SaddleBrooke Tennis

Pop Tennis Shuffle

Ginny Wolfe

On March 17, when most people drank green beer and ate bangers and mash, 40 SaddleBrooke Tennis Club Poppers played in the St. Patrick’s Day Shuffle. With a mixture of men and women dressed in creative green attire and of various skill levels, the game of Pop Tennis is popping in SaddleBrooke.

After signing in, matches were set-up on eight courts. After 20 minutes of play, a cowbell clang, alerting players it was time to shuffle off to randomly selected courts for their next match. This play format continued for six rounds.

From the laughter, it was apparent that the Poppers were having a great time. Adding to the frivolity, Mike Dunbar’s music had players dancing and ‘shaking their green booties,’ all the while managing to hit the ball. Although it is fun to win, no one seemed to care about match outcomes. The intent was to meet people who shared the love of this United States Tennis Association’s (USTA) sanctioned sport. As with the USTA, Pop has added new members to SaddleBrooke’s Tennis Club.

While Pop Tennis has been around for over 100 years, it is new to SaddleBrooke, having appeared on the scene about two years ago. Since then, interest has exploded. Originally called Paddle Tennis, the name changed to Pop Tennis in 2015 due in part to the pop you hear when the paddle and ball collide and the game’s growing POP-ularity. It is played nationally on more than 30,000 courts. Equipment is a somewhat deflated tennis ball, a paddle (often called a racquet), and a court. Poppers who cannot stand to miss play when traveling find it easy to take Pop with them when on the road as a court will likely be near their destination. The mindset for many is ‘have paddle (or racquet) and ball, will travel.’

Play Pop Tennis, meet people, attend fun socials, and enjoy the benefits that come with membership in the SaddleBrooke Tennis Club. It sounds like a win-win!

Tennis and Mental Toughness

Ron Bouchard

How much does mental toughness really matter in the game of tennis? Some athletes say up to 80 percent. Eighty percent—wow.

It’s not unusual to see matches change in a matter of minutes, with the first set being lost 6-0 or 6-1 and then the momentum changes. We not only see this occur at the professional level but in the amateur realm also, on our very own courts. Often we start a match and say to one’s self that we are going to win this match but it doesn’t turn out as we envisioned.

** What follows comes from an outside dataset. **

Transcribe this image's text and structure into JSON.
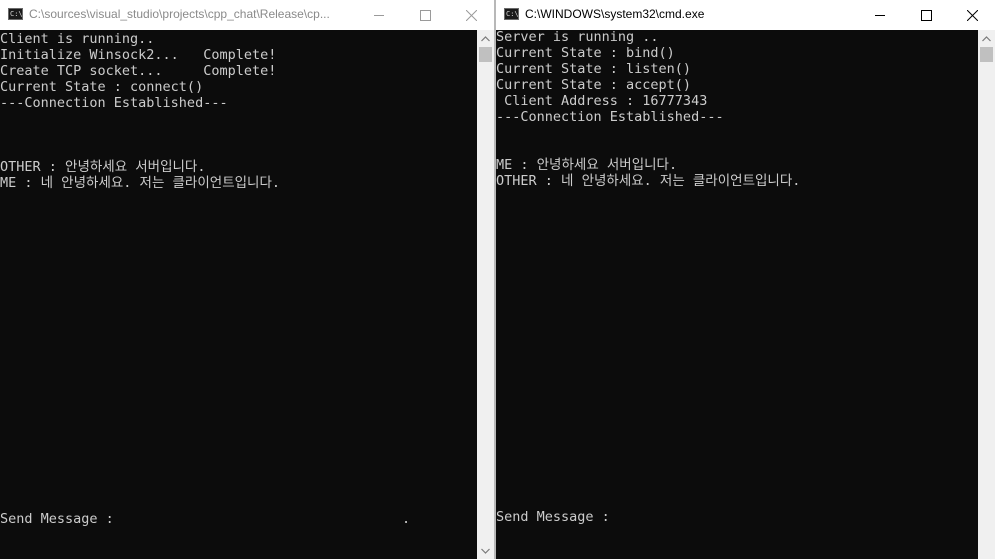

Does anyone really know the answer? Obviously the skill levels are important, but that’s not mental toughness. Let’s go through some of what the professionals and amateurs have mentioned.

* Believe in yourself and your abilities.

* Praise yourself and your partner on every opportunity to raise confidence.

* Concentrate on every shot; often just to get the next shot back.

* Think positive and eliminate the fear of losing and enjoy the moment.

* Play like you practice, this will mentally help remove the fear of losing or disappointing your partner.

* Play aggressively but in control, pressuring your opponents, and raising your confidence.

* Play in the present and forget about the last bad shot or shots.

* Believe in your partner and praise him or her to raise their confidence.

* Practice your shots on a regular basis to lift your confidence for when it’s time to use them in the game.

* Practice up to raise your level of concentration.

Potential is always more than what we are presently doing. Work on that potential and believe you can play better today than you played yesterday.

Obviously, your physical skill set is important. You must have a basic set of skills to start and the best way to develop tennis skills is with lessons from a professional and the maturing of what you learn by hours of practice.

Many of the great professionals and amateur players fought through many of these barriers during their careers to achieve greatness. If we want to improve, we need to work on the same mental list and work on our skill set. Setting an objective of improving one or more of your skills increases confidence, and confidence is one of the keys to mental toughness.

Join us on the SaddleBrooke tennis courts and work on your mental toughness.